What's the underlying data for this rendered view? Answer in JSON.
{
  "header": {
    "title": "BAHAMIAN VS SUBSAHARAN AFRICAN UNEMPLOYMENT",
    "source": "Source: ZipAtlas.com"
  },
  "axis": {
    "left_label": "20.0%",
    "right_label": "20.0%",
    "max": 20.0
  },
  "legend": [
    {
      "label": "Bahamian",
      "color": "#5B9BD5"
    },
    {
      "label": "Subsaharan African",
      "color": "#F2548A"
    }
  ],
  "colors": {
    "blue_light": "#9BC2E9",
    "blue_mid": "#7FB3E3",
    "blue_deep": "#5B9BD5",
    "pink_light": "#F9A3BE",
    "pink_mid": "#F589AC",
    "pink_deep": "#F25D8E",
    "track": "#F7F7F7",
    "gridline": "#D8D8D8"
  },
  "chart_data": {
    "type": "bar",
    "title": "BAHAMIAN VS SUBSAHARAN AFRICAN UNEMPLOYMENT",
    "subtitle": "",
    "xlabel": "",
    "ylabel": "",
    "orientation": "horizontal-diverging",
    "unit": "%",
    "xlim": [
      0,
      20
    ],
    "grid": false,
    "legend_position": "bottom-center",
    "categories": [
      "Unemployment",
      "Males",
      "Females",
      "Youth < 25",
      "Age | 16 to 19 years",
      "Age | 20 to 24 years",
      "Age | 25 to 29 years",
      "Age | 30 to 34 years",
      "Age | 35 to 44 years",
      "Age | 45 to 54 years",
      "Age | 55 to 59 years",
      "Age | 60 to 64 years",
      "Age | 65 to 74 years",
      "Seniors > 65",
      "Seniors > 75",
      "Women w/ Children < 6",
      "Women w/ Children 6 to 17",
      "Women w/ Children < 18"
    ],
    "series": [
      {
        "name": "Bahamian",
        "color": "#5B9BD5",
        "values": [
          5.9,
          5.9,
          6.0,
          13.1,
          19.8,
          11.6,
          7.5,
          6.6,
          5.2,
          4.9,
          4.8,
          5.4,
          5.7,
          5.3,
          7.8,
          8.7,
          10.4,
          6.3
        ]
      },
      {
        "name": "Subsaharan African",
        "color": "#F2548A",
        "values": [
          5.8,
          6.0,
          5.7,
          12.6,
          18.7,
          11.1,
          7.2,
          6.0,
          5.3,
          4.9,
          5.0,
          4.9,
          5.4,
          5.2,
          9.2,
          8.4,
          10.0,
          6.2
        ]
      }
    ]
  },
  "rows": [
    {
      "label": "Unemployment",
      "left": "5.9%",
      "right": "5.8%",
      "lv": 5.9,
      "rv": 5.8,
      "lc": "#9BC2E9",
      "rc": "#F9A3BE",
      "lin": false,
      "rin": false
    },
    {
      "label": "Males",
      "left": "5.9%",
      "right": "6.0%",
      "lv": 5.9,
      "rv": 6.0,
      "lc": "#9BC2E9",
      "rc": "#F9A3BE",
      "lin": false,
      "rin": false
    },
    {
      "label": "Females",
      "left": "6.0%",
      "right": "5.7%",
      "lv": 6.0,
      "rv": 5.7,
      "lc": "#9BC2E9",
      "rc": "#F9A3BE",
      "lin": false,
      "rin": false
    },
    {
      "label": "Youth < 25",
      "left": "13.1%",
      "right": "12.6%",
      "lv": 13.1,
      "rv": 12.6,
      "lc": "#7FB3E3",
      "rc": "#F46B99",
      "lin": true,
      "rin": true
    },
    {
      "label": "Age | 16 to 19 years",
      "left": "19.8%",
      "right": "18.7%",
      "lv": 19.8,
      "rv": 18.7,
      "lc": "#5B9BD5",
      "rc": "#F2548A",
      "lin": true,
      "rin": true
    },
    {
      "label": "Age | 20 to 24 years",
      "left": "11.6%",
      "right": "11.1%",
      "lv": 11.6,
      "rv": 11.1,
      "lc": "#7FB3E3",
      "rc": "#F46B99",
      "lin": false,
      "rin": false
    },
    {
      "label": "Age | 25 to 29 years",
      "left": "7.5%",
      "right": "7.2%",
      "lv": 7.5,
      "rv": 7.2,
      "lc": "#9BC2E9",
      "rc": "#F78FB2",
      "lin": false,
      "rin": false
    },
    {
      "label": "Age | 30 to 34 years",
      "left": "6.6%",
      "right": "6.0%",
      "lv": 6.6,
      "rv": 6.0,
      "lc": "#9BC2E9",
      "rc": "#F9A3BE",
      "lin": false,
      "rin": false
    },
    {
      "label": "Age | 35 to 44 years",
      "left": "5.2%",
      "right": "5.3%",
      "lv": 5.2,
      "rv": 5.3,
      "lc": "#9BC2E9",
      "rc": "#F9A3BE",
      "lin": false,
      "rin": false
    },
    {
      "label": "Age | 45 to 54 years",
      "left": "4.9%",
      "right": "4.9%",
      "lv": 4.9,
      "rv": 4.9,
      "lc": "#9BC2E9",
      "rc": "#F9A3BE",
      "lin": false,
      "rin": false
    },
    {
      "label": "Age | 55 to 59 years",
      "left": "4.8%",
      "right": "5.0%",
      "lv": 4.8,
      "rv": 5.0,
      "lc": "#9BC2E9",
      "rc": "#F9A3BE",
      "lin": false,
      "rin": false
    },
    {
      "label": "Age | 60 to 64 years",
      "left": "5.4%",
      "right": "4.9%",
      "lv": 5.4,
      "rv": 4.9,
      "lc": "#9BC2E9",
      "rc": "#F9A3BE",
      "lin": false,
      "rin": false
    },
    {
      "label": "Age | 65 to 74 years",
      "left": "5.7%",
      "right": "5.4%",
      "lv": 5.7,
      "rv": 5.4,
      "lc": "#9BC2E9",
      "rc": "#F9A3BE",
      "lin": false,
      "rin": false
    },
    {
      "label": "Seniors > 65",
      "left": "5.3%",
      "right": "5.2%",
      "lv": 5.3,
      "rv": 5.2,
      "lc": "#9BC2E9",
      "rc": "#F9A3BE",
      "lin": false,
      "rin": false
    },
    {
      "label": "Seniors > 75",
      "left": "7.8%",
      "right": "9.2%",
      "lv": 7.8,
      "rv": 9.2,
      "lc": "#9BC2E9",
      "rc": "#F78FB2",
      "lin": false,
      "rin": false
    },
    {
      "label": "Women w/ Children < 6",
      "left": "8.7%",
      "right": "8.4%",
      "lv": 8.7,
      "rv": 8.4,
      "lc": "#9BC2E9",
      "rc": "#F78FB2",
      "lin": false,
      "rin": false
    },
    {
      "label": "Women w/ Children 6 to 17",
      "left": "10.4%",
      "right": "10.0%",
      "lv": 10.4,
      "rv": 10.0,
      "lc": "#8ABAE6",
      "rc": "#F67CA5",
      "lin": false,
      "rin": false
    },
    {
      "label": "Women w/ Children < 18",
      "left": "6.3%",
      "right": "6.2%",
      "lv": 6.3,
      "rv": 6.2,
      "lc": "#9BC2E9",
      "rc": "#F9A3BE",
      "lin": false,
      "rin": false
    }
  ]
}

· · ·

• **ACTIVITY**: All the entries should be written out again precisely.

• **WRITTEN ANSWER**:
What's the underlying data for this rendered view? Answer in JSON.
{
  "header": {
    "title": "BAHAMIAN VS SUBSAHARAN AFRICAN UNEMPLOYMENT",
    "source": "Source: ZipAtlas.com"
  },
  "axis": {
    "left_label": "20.0%",
    "right_label": "20.0%",
    "max": 20.0
  },
  "legend": [
    {
      "label": "Bahamian",
      "color": "#5B9BD5"
    },
    {
      "label": "Subsaharan African",
      "color": "#F2548A"
    }
  ],
  "colors": {
    "blue_light": "#9BC2E9",
    "blue_mid": "#7FB3E3",
    "blue_deep": "#5B9BD5",
    "pink_light": "#F9A3BE",
    "pink_mid": "#F589AC",
    "pink_deep": "#F25D8E",
    "track": "#F7F7F7",
    "gridline": "#D8D8D8"
  },
  "chart_data": {
    "type": "bar",
    "title": "BAHAMIAN VS SUBSAHARAN AFRICAN UNEMPLOYMENT",
    "subtitle": "",
    "xlabel": "",
    "ylabel": "",
    "orientation": "horizontal-diverging",
    "unit": "%",
    "xlim": [
      0,
      20
    ],
    "grid": false,
    "legend_position": "bottom-center",
    "categories": [
      "Unemployment",
      "Males",
      "Females",
      "Youth < 25",
      "Age | 16 to 19 years",
      "Age | 20 to 24 years",
      "Age | 25 to 29 years",
      "Age | 30 to 34 years",
      "Age | 35 to 44 years",
      "Age | 45 to 54 years",
      "Age | 55 to 59 years",
      "Age | 60 to 64 years",
      "Age | 65 to 74 years",
      "Seniors > 65",
      "Seniors > 75",
      "Women w/ Children < 6",
      "Women w/ Children 6 to 17",
      "Women w/ Children < 18"
    ],
    "series": [
      {
        "name": "Bahamian",
        "color": "#5B9BD5",
        "values": [
          5.9,
          5.9,
          6.0,
          13.1,
          19.8,
          11.6,
          7.5,
          6.6,
          5.2,
          4.9,
          4.8,
          5.4,
          5.7,
          5.3,
          7.8,
          8.7,
          10.4,
          6.3
        ]
      },
      {
        "name": "Subsaharan African",
        "color": "#F2548A",
        "values": [
          5.8,
          6.0,
          5.7,
          12.6,
          18.7,
          11.1,
          7.2,
          6.0,
          5.3,
          4.9,
          5.0,
          4.9,
          5.4,
          5.2,
          9.2,
          8.4,
          10.0,
          6.2
        ]
      }
    ]
  },
  "rows": [
    {
      "label": "Unemployment",
      "left": "5.9%",
      "right": "5.8%",
      "lv": 5.9,
      "rv": 5.8,
      "lc": "#9BC2E9",
      "rc": "#F9A3BE",
      "lin": false,
      "rin": false
    },
    {
      "label": "Males",
      "left": "5.9%",
      "right": "6.0%",
      "lv": 5.9,
      "rv": 6.0,
      "lc": "#9BC2E9",
      "rc": "#F9A3BE",
      "lin": false,
      "rin": false
    },
    {
      "label": "Females",
      "left": "6.0%",
      "right": "5.7%",
      "lv": 6.0,
      "rv": 5.7,
      "lc": "#9BC2E9",
      "rc": "#F9A3BE",
      "lin": false,
      "rin": false
    },
    {
      "label": "Youth < 25",
      "left": "13.1%",
      "right": "12.6%",
      "lv": 13.1,
      "rv": 12.6,
      "lc": "#7FB3E3",
      "rc": "#F46B99",
      "lin": true,
      "rin": true
    },
    {
      "label": "Age | 16 to 19 years",
      "left": "19.8%",
      "right": "18.7%",
      "lv": 19.8,
      "rv": 18.7,
      "lc": "#5B9BD5",
      "rc": "#F2548A",
      "lin": true,
      "rin": true
    },
    {
      "label": "Age | 20 to 24 years",
      "left": "11.6%",
      "right": "11.1%",
      "lv": 11.6,
      "rv": 11.1,
      "lc": "#7FB3E3",
      "rc": "#F46B99",
      "lin": false,
      "rin": false
    },
    {
      "label": "Age | 25 to 29 years",
      "left": "7.5%",
      "right": "7.2%",
      "lv": 7.5,
      "rv": 7.2,
      "lc": "#9BC2E9",
      "rc": "#F78FB2",
      "lin": false,
      "rin": false
    },
    {
      "label": "Age | 30 to 34 years",
      "left": "6.6%",
      "right": "6.0%",
      "lv": 6.6,
      "rv": 6.0,
      "lc": "#9BC2E9",
      "rc": "#F9A3BE",
      "lin": false,
      "rin": false
    },
    {
      "label": "Age | 35 to 44 years",
      "left": "5.2%",
      "right": "5.3%",
      "lv": 5.2,
      "rv": 5.3,
      "lc": "#9BC2E9",
      "rc": "#F9A3BE",
      "lin": false,
      "rin": false
    },
    {
      "label": "Age | 45 to 54 years",
      "left": "4.9%",
      "right": "4.9%",
      "lv": 4.9,
      "rv": 4.9,
      "lc": "#9BC2E9",
      "rc": "#F9A3BE",
      "lin": false,
      "rin": false
    },
    {
      "label": "Age | 55 to 59 years",
      "left": "4.8%",
      "right": "5.0%",
      "lv": 4.8,
      "rv": 5.0,
      "lc": "#9BC2E9",
      "rc": "#F9A3BE",
      "lin": false,
      "rin": false
    },
    {
      "label": "Age | 60 to 64 years",
      "left": "5.4%",
      "right": "4.9%",
      "lv": 5.4,
      "rv": 4.9,
      "lc": "#9BC2E9",
      "rc": "#F9A3BE",
      "lin": false,
      "rin": false
    },
    {
      "label": "Age | 65 to 74 years",
      "left": "5.7%",
      "right": "5.4%",
      "lv": 5.7,
      "rv": 5.4,
      "lc": "#9BC2E9",
      "rc": "#F9A3BE",
      "lin": false,
      "rin": false
    },
    {
      "label": "Seniors > 65",
      "left": "5.3%",
      "right": "5.2%",
      "lv": 5.3,
      "rv": 5.2,
      "lc": "#9BC2E9",
      "rc": "#F9A3BE",
      "lin": false,
      "rin": false
    },
    {
      "label": "Seniors > 75",
      "left": "7.8%",
      "right": "9.2%",
      "lv": 7.8,
      "rv": 9.2,
      "lc": "#9BC2E9",
      "rc": "#F78FB2",
      "lin": false,
      "rin": false
    },
    {
      "label": "Women w/ Children < 6",
      "left": "8.7%",
      "right": "8.4%",
      "lv": 8.7,
      "rv": 8.4,
      "lc": "#9BC2E9",
      "rc": "#F78FB2",
      "lin": false,
      "rin": false
    },
    {
      "label": "Women w/ Children 6 to 17",
      "left": "10.4%",
      "right": "10.0%",
      "lv": 10.4,
      "rv": 10.0,
      "lc": "#8ABAE6",
      "rc": "#F67CA5",
      "lin": false,
      "rin": false
    },
    {
      "label": "Women w/ Children < 18",
      "left": "6.3%",
      "right": "6.2%",
      "lv": 6.3,
      "rv": 6.2,
      "lc": "#9BC2E9",
      "rc": "#F9A3BE",
      "lin": false,
      "rin": false
    }
  ]
}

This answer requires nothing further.